As it turns out, other than the fact that the perpetrator was Muslim and was aiming his violence at Westerners, almost nothing about this attack had the classic hallmarks of “terrorism.” In the days and weeks that followed, it became clear that Zehaf-Bibeau suffered from serious mental illness and “seemed to have become mentally unstable.” He had a history of arrests for petty offenses and had received psychiatric treatment. His friends recall him expressing no real political views but instead claiming he was possessed by the devil.
The Canadian government was ultimately forced to admit that their prior media claim about him preparing to go to Syria was totally false, dismissing it as “a mistake.” Now that Canadians know the truth about him — rather than the mere fact that he’s Muslim and committed violence — a plurality no longer believe the “terrorist” label applies, but believe the attack was motivated by mental illness. The term “terrorist” got instantly applied by know-nothings for one reason: he was Muslim and had committed violence, and that, in the post-9/11 West, is more or less the only working definition of the term (in the rare cases when it is applied to non-Muslims these days, it’s typically applied to minorities engaged in acts that have no resemblance to what people usually think of when they hear the term).
That is the crucial backdrop for yesterday’s debate over whether the term “terrorism” applies to the heinous shooting by a white nationalist of nine African-Americans praying in a predominantly black church in Charleston, South Carolina. Almost immediately, news reports indicated there was “no sign of terrorism” — by which they meant: it does not appear that the shooter is Muslim.
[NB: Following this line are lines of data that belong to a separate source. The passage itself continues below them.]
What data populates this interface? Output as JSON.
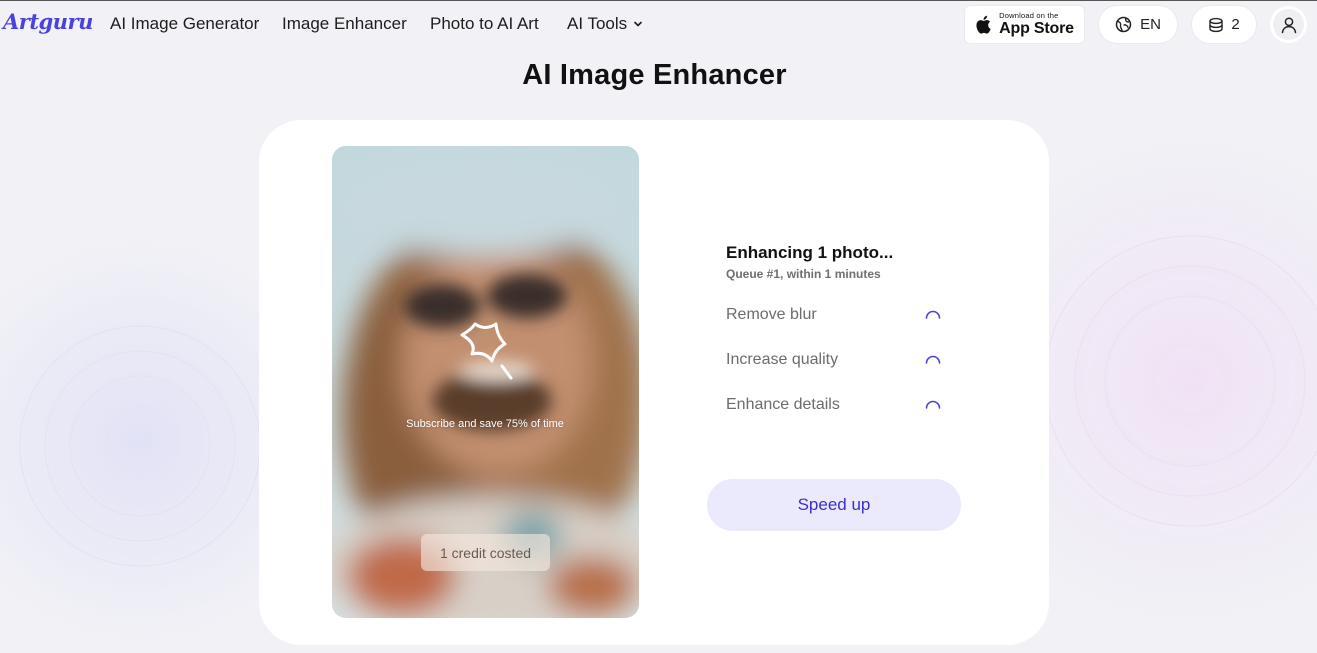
{
  "header": {
    "logo_text": "Artguru",
    "nav": [
      {
        "label": "AI Image Generator"
      },
      {
        "label": "Image Enhancer"
      },
      {
        "label": "Photo to AI Art"
      },
      {
        "label": "AI Tools"
      }
    ],
    "app_store": {
      "small_text": "Download on the",
      "big_text": "App Store",
      "icon": "apple-icon"
    },
    "language": {
      "label": "EN",
      "icon": "globe-icon"
    },
    "credits": {
      "count": "2",
      "icon": "coins-stack-icon"
    },
    "user": {
      "icon": "user-icon"
    }
  },
  "page": {
    "title": "AI Image Enhancer"
  },
  "preview": {
    "overlay_icon": "magic-wand-star-icon",
    "subscribe_text": "Subscribe and save 75% of time",
    "credit_badge": "1 credit costed"
  },
  "status": {
    "title": "Enhancing 1 photo...",
    "queue": "Queue #1, within 1 minutes",
    "steps": [
      {
        "label": "Remove blur",
        "icon": "loading-spinner-icon"
      },
      {
        "label": "Increase quality",
        "icon": "loading-spinner-icon"
      },
      {
        "label": "Enhance details",
        "icon": "loading-spinner-icon"
      }
    ],
    "speed_up_label": "Speed up"
  },
  "colors": {
    "brand": "#4a42e0",
    "button_bg": "#eaeafc",
    "button_text": "#3a2fcf"
  }
}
Yet other than the perpetrator’s non-Muslim identity, the Charleston attack from the start had the indicia of what is commonly understood to be “terrorism.” Specifically, the suspected shooter was clearly a vehement racist who told witnesses at the church that he was acting out of racial hatred and a desire to force African-Americans “to go.” His violence was the byproduct of and was intended to publicize and forward his warped political agenda, and was clearly designed to terrorize the community he hates.
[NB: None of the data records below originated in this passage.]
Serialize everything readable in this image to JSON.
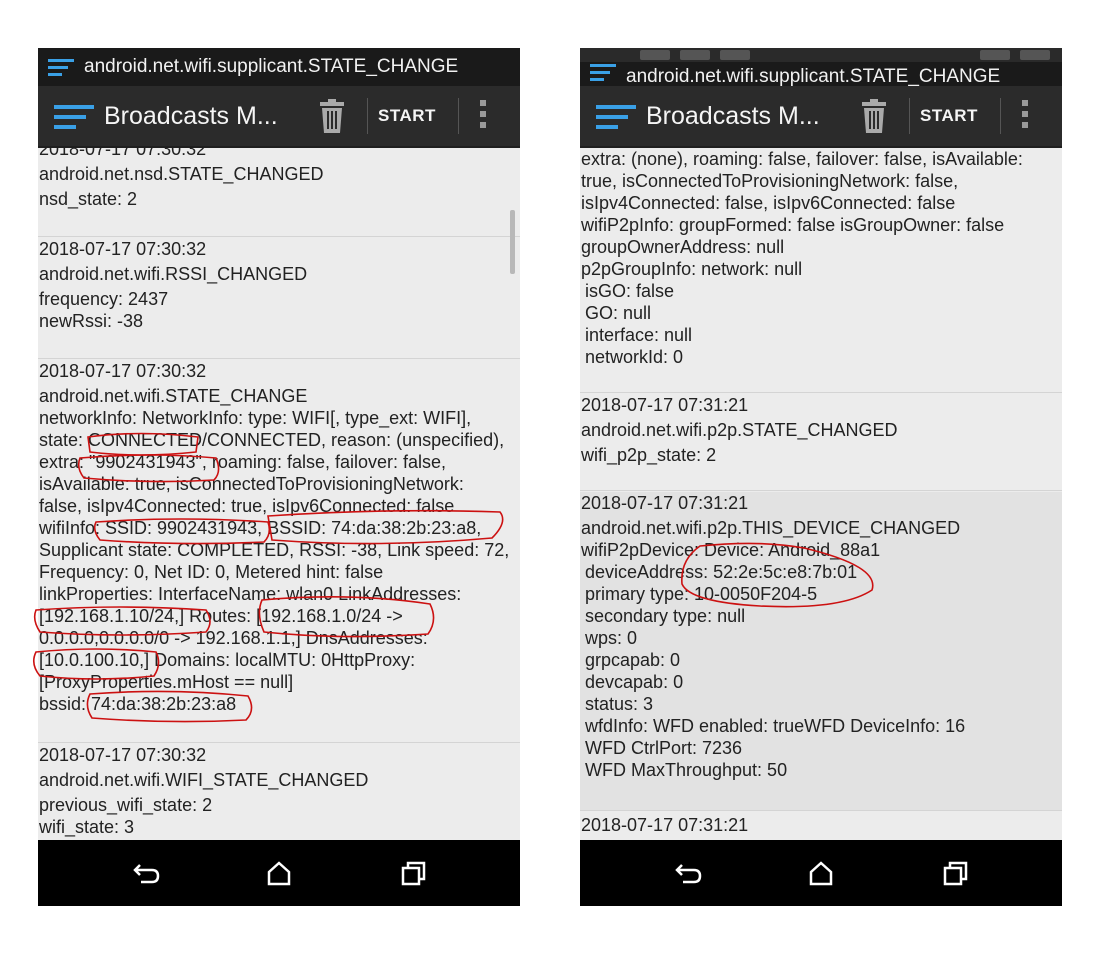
{
  "left": {
    "notification": "android.net.wifi.supplicant.STATE_CHANGE",
    "app_title": "Broadcasts M...",
    "start_label": "START",
    "entries": [
      {
        "lines": [
          "2018-07-17 07:30:32",
          "android.net.nsd.STATE_CHANGED",
          "nsd_state: 2"
        ]
      },
      {
        "lines": [
          "2018-07-17 07:30:32",
          "android.net.wifi.RSSI_CHANGED",
          "frequency: 2437",
          "newRssi: -38"
        ]
      },
      {
        "lines": [
          "2018-07-17 07:30:32",
          "android.net.wifi.STATE_CHANGE",
          "networkInfo: NetworkInfo: type: WIFI[, type_ext: WIFI],",
          "state: CONNECTED/CONNECTED, reason: (unspecified),",
          "extra: \"9902431943\", roaming: false, failover: false,",
          "isAvailable: true, isConnectedToProvisioningNetwork:",
          "false, isIpv4Connected: true, isIpv6Connected: false",
          "wifiInfo: SSID: 9902431943, BSSID: 74:da:38:2b:23:a8,",
          "Supplicant state: COMPLETED, RSSI: -38, Link speed: 72,",
          "Frequency: 0, Net ID: 0, Metered hint: false",
          "linkProperties: InterfaceName: wlan0 LinkAddresses:",
          "[192.168.1.10/24,] Routes: [192.168.1.0/24 ->",
          "0.0.0.0,0.0.0.0/0 -> 192.168.1.1,] DnsAddresses:",
          "[10.0.100.10,] Domains: localMTU: 0HttpProxy:",
          "[ProxyProperties.mHost == null]",
          "bssid: 74:da:38:2b:23:a8"
        ]
      },
      {
        "lines": [
          "2018-07-17 07:30:32",
          "android.net.wifi.WIFI_STATE_CHANGED",
          "previous_wifi_state: 2",
          "wifi_state: 3"
        ]
      }
    ]
  },
  "right": {
    "notification": "android.net.wifi.supplicant.STATE_CHANGE",
    "app_title": "Broadcasts M...",
    "start_label": "START",
    "entries": [
      {
        "lines": [
          "extra: (none), roaming: false, failover: false, isAvailable:",
          "true, isConnectedToProvisioningNetwork: false,",
          "isIpv4Connected: false, isIpv6Connected: false",
          "wifiP2pInfo: groupFormed: false isGroupOwner: false",
          "groupOwnerAddress: null",
          "p2pGroupInfo: network: null",
          " isGO: false",
          " GO: null",
          " interface: null",
          " networkId: 0"
        ]
      },
      {
        "lines": [
          "2018-07-17 07:31:21",
          "android.net.wifi.p2p.STATE_CHANGED",
          "wifi_p2p_state: 2"
        ]
      },
      {
        "lines": [
          "2018-07-17 07:31:21",
          "android.net.wifi.p2p.THIS_DEVICE_CHANGED",
          "wifiP2pDevice: Device: Android_88a1",
          " deviceAddress: 52:2e:5c:e8:7b:01",
          " primary type: 10-0050F204-5",
          " secondary type: null",
          " wps: 0",
          " grpcapab: 0",
          " devcapab: 0",
          " status: 3",
          " wfdInfo: WFD enabled: trueWFD DeviceInfo: 16",
          " WFD CtrlPort: 7236",
          " WFD MaxThroughput: 50"
        ]
      },
      {
        "lines": [
          "2018-07-17 07:31:21"
        ]
      }
    ]
  },
  "colors": {
    "annotation": "#cc1111",
    "actionbar": "#2b2b2b",
    "accent": "#3aa0e6"
  }
}
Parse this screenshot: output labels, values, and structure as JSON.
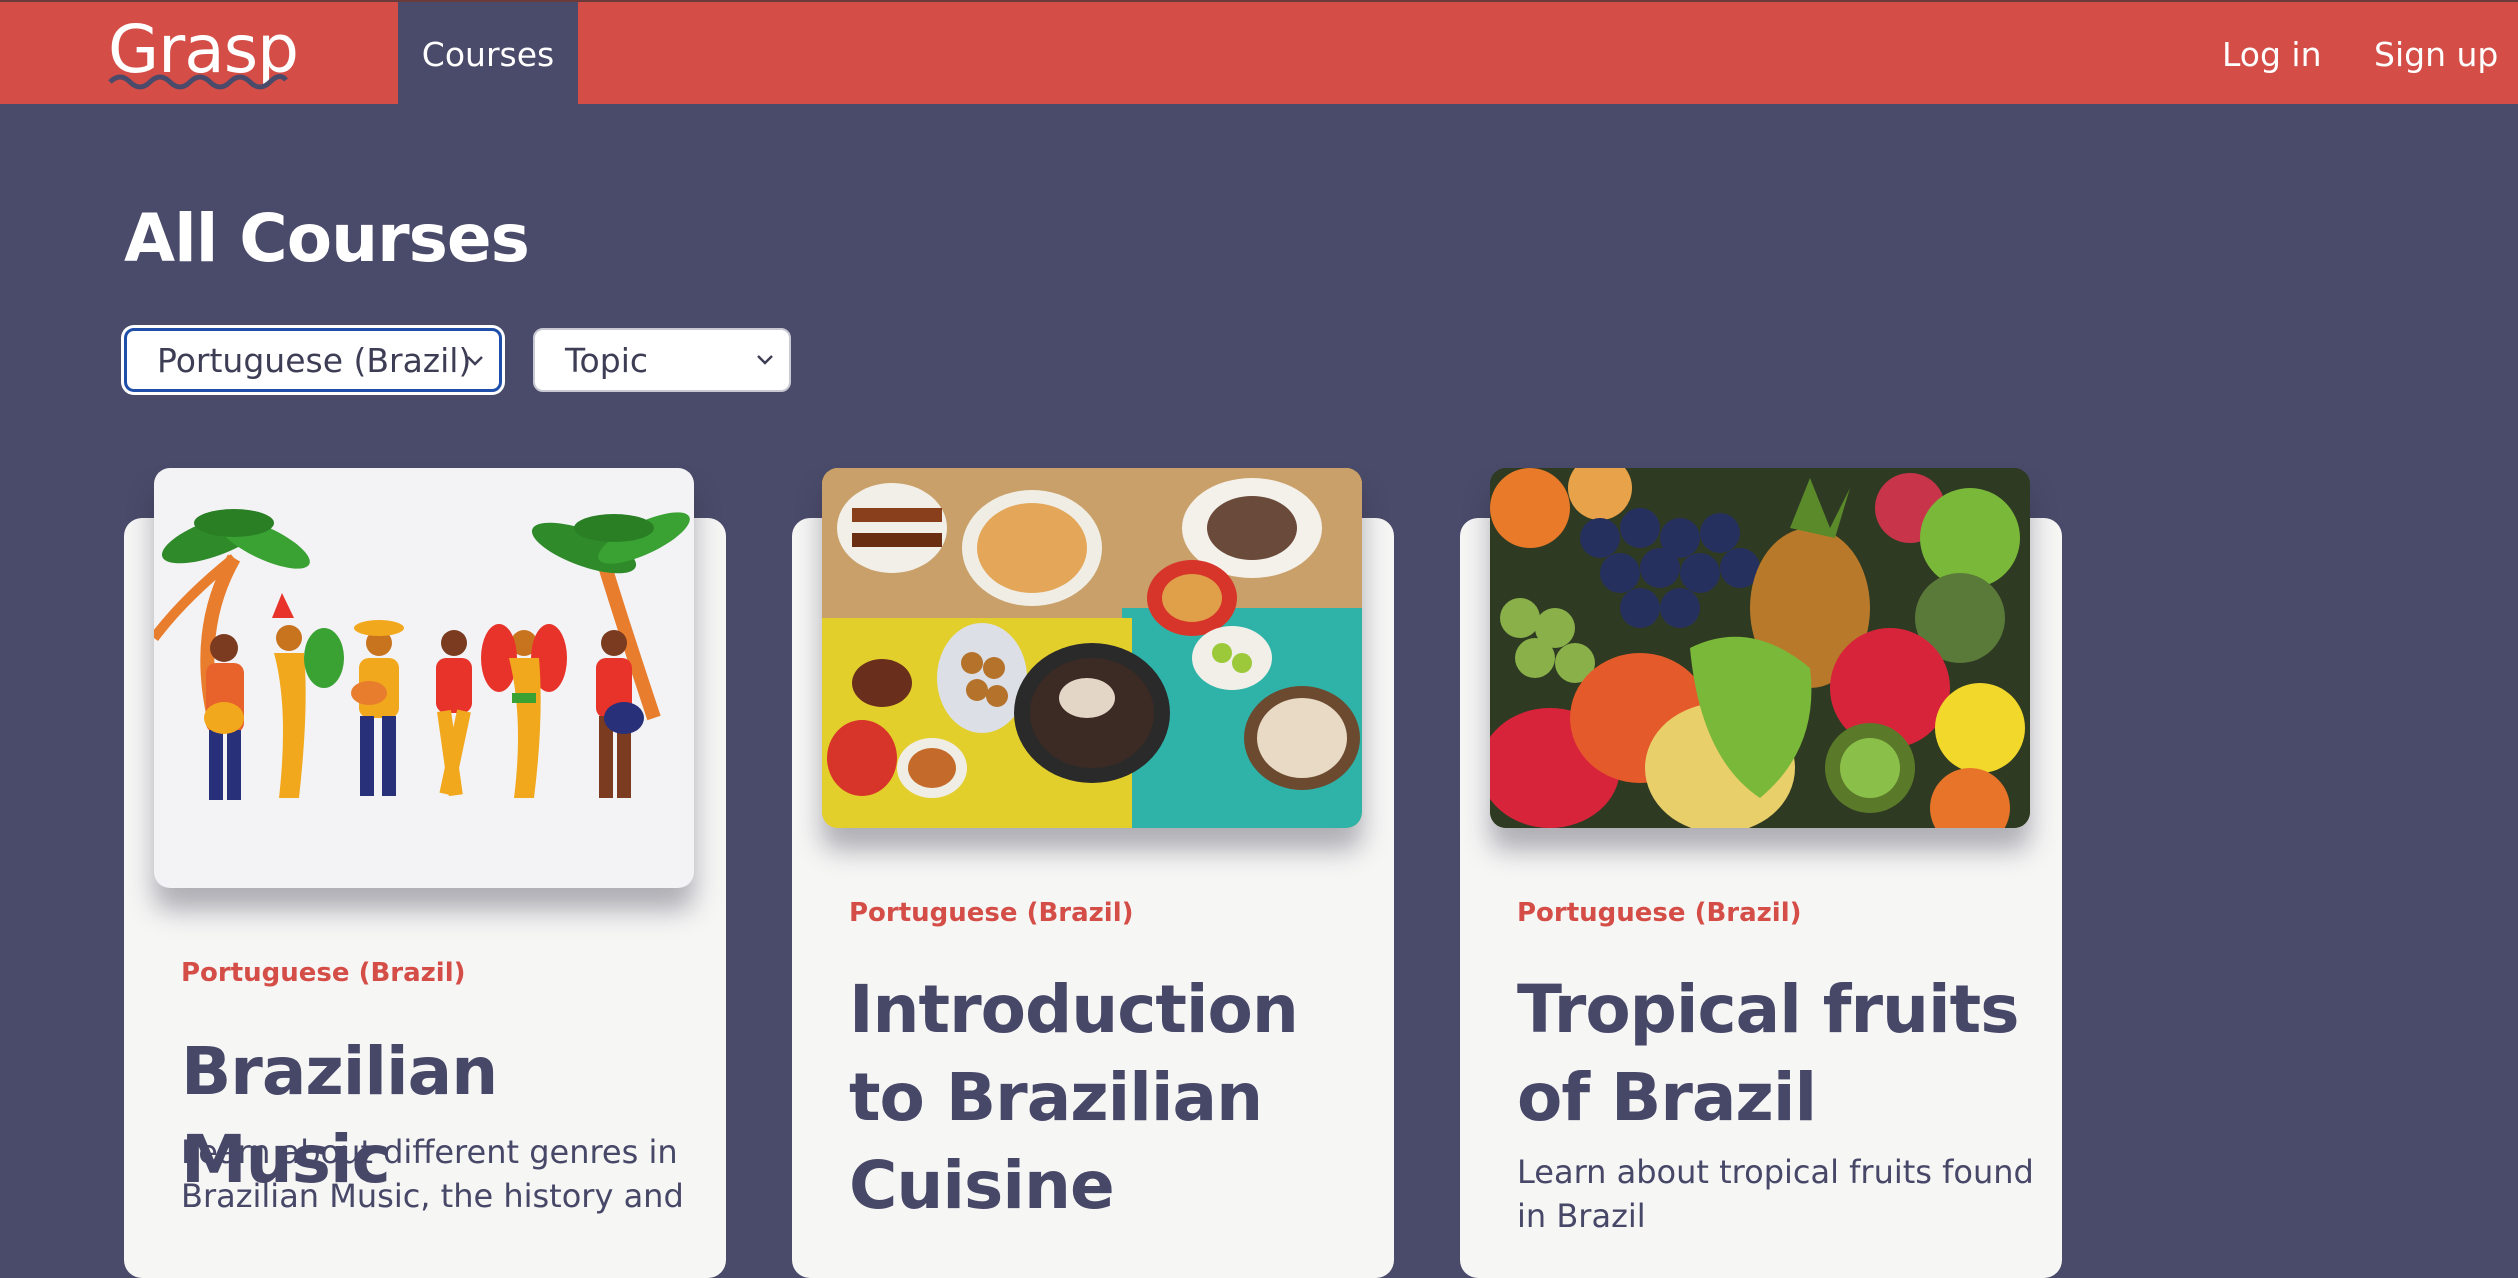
{
  "header": {
    "logo": "Grasp",
    "nav_courses": "Courses",
    "login": "Log in",
    "signup": "Sign up"
  },
  "main": {
    "title": "All Courses",
    "filters": {
      "language": "Portuguese (Brazil)",
      "topic": "Topic"
    },
    "cards": [
      {
        "tag": "Portuguese (Brazil)",
        "title": "Brazilian Music",
        "description": "Learn about different genres in Brazilian Music, the history and",
        "image": "samba-musicians-illustration"
      },
      {
        "tag": "Portuguese (Brazil)",
        "title": "Introduction to Brazilian Cuisine",
        "description": "",
        "image": "brazilian-food-table-photo"
      },
      {
        "tag": "Portuguese (Brazil)",
        "title": "Tropical fruits of Brazil",
        "description": "Learn about tropical fruits found in Brazil",
        "image": "tropical-fruits-photo"
      }
    ]
  },
  "colors": {
    "brand": "#d44d47",
    "background": "#4a4a6a",
    "card": "#f6f6f5",
    "text_dark": "#474768"
  }
}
That’s why so many African-American and Muslim commentators and activists insisted that the term “terrorist” be applied: because it looked, felt and smelled exactly like other acts that are instantly branded “terrorism” when the perpetrator is Muslim and the victims largely white. It was very hard — and still is — to escape the conclusion that the term “terrorism,” at least as it’s predominantly used in the post-9/11 West, is about the identity of those committing the violence and the identity of the targets. It manifestly has nothing to do with some neutral, objective assessment of the acts being labelled.